• [The problem]: Word for word, print out all of the data, omitting every image.

• [Supplied records]:
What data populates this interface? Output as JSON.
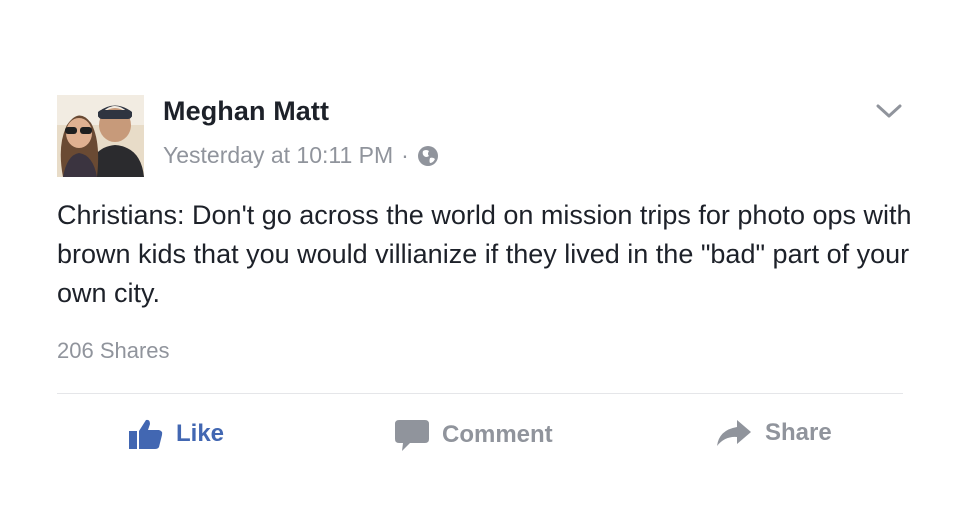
{
  "post": {
    "author": "Meghan Matt",
    "timestamp": "Yesterday at 10:11 PM",
    "separator": "·",
    "privacy_icon": "globe-icon",
    "menu_icon": "chevron-down-icon",
    "text": "Christians: Don't go across the world on mission trips for photo ops with brown kids that you would villianize if they lived in the \"bad\" part of your own city.",
    "shares": "206 Shares"
  },
  "actions": {
    "like_label": "Like",
    "comment_label": "Comment",
    "share_label": "Share"
  },
  "colors": {
    "like_blue": "#4267b2",
    "muted_gray": "#90949c",
    "text_dark": "#1d2129",
    "divider": "#e5e6e9"
  }
}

• [Solution for this task]:
What data populates this interface? Output as JSON.
{
  "post": {
    "author": "Meghan Matt",
    "timestamp": "Yesterday at 10:11 PM",
    "separator": "·",
    "privacy_icon": "globe-icon",
    "menu_icon": "chevron-down-icon",
    "text": "Christians: Don't go across the world on mission trips for photo ops with brown kids that you would villianize if they lived in the \"bad\" part of your own city.",
    "shares": "206 Shares"
  },
  "actions": {
    "like_label": "Like",
    "comment_label": "Comment",
    "share_label": "Share"
  },
  "colors": {
    "like_blue": "#4267b2",
    "muted_gray": "#90949c",
    "text_dark": "#1d2129",
    "divider": "#e5e6e9"
  }
}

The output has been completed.